── DATA TO EXAMINE ──

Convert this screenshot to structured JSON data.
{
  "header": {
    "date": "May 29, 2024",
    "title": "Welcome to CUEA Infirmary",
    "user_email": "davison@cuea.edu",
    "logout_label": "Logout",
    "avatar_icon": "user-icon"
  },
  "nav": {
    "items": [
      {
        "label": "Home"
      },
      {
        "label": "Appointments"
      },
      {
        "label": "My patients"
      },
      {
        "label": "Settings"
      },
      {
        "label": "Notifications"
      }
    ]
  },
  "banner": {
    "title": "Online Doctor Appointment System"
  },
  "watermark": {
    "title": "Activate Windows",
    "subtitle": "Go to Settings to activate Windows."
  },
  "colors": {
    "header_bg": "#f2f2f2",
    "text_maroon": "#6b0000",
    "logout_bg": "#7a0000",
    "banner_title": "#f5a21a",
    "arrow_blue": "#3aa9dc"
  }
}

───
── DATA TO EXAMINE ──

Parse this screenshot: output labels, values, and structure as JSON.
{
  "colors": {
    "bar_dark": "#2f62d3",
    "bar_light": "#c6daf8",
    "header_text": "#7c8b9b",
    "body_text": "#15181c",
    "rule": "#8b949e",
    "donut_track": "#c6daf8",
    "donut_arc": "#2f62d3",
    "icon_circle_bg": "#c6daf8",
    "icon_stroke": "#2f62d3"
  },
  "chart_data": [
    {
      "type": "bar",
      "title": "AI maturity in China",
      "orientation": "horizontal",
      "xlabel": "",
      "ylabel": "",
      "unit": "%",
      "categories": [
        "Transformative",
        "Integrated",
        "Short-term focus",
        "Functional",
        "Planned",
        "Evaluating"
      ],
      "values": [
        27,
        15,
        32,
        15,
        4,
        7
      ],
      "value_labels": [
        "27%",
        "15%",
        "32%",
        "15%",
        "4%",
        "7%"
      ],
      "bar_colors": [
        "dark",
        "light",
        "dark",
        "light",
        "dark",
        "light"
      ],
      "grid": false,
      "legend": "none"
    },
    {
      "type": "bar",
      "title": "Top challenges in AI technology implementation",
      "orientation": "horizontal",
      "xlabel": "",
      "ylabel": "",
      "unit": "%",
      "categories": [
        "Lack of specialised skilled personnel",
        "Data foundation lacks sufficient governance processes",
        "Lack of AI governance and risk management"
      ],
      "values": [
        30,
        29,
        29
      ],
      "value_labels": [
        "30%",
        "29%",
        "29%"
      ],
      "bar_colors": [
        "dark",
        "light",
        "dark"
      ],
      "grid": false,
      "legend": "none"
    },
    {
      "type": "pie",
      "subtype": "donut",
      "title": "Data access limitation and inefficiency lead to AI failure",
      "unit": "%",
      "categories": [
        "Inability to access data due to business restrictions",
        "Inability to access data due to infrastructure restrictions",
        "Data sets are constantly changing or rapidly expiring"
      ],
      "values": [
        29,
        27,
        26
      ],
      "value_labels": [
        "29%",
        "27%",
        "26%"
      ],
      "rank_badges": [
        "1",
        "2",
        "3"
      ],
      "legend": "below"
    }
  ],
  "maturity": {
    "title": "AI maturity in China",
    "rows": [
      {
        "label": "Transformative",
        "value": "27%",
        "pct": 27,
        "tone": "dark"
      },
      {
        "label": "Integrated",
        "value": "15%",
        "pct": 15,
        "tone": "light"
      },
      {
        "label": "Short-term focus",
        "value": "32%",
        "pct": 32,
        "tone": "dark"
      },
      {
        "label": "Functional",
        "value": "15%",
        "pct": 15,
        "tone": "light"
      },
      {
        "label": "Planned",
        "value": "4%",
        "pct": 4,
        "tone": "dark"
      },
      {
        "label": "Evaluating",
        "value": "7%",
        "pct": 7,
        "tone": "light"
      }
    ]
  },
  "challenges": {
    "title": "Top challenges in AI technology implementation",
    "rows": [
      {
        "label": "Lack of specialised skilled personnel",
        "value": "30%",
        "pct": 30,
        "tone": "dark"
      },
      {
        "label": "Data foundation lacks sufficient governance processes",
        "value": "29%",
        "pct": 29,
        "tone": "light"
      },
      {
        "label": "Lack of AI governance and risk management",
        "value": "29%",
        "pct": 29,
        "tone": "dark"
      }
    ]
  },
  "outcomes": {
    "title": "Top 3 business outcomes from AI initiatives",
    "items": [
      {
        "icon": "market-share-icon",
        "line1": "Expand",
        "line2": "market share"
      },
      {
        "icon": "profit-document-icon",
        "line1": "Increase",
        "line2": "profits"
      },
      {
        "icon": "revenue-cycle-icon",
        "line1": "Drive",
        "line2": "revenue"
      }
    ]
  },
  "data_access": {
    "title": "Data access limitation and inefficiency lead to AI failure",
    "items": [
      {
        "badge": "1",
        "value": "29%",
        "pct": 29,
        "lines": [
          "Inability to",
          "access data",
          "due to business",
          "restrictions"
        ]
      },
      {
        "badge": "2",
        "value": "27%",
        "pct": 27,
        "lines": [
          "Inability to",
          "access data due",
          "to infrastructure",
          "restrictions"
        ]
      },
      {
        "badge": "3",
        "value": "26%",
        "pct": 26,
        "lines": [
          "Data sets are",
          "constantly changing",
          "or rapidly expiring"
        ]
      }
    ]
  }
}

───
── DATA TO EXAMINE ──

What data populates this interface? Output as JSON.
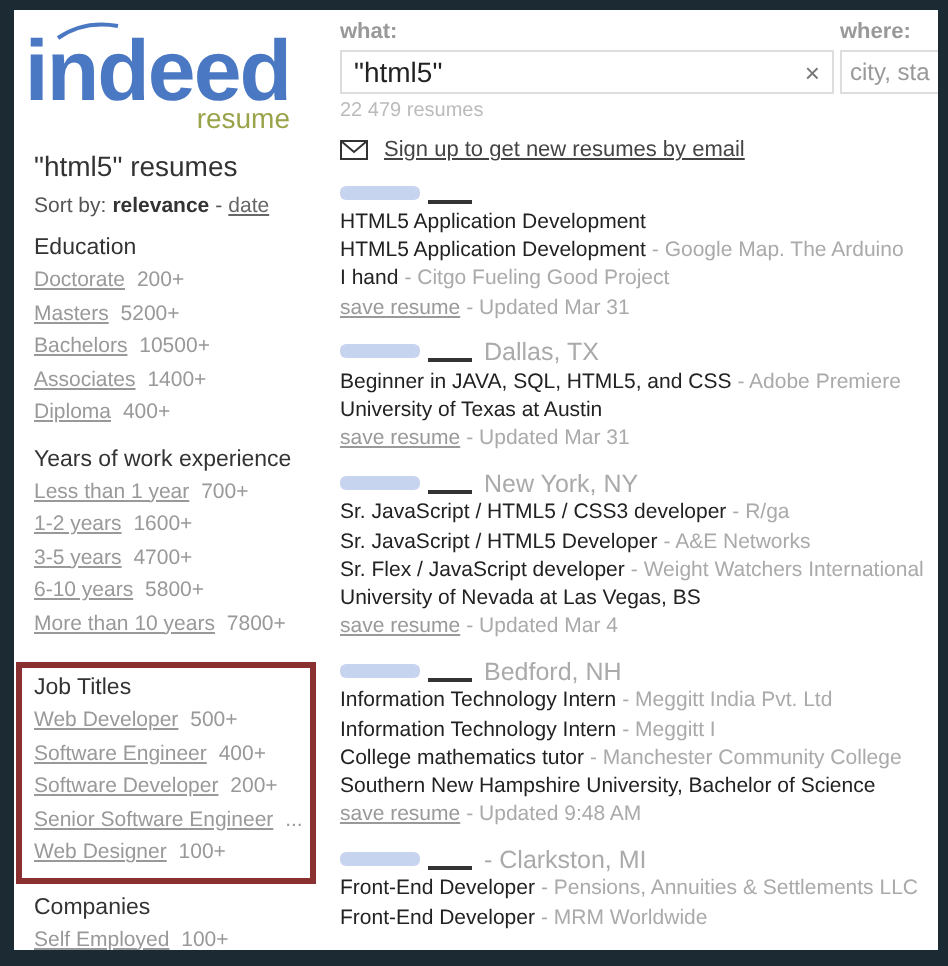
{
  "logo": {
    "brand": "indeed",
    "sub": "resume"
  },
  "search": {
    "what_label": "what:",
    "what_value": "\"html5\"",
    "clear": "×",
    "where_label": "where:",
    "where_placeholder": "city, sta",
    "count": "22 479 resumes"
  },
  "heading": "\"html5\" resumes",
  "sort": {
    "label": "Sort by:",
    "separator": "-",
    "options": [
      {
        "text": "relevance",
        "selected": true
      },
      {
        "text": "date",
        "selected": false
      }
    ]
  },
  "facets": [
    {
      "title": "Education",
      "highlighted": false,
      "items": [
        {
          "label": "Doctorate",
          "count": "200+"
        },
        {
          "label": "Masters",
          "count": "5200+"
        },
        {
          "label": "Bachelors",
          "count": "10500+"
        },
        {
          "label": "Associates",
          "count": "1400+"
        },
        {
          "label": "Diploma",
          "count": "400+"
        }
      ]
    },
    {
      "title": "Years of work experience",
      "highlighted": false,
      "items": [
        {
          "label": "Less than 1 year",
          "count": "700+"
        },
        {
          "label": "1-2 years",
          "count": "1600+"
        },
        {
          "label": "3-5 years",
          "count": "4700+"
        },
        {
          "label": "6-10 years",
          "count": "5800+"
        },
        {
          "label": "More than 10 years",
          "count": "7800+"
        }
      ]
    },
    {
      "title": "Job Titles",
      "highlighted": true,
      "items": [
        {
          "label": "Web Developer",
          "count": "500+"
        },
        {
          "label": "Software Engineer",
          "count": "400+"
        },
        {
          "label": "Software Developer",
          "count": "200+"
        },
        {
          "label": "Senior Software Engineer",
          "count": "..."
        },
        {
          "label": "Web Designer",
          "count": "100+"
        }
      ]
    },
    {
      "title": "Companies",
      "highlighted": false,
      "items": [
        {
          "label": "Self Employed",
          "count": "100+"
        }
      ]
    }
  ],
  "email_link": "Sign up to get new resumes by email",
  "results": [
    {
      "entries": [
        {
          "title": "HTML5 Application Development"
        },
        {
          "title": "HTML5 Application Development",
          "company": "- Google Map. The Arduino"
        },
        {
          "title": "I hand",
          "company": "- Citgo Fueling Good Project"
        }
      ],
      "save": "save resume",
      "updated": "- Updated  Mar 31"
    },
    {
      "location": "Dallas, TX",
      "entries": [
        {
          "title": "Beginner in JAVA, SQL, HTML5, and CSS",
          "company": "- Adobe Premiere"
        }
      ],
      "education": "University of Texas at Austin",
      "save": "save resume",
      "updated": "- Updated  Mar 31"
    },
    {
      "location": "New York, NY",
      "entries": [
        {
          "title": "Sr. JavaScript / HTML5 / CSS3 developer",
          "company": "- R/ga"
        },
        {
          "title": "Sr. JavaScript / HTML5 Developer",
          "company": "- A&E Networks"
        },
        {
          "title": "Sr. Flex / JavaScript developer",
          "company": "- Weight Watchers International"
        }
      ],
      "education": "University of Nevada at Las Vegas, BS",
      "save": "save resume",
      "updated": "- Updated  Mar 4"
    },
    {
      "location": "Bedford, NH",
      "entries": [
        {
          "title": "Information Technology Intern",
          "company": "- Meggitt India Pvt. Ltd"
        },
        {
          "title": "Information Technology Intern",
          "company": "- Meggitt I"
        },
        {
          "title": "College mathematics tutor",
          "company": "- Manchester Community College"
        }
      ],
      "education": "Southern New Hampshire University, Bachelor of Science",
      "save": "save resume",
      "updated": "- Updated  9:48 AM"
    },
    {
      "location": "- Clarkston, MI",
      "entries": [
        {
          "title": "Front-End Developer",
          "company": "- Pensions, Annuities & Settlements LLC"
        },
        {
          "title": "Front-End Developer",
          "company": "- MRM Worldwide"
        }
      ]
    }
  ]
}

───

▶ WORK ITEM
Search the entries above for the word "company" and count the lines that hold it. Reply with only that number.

▶ FINISHED EXERCISE
11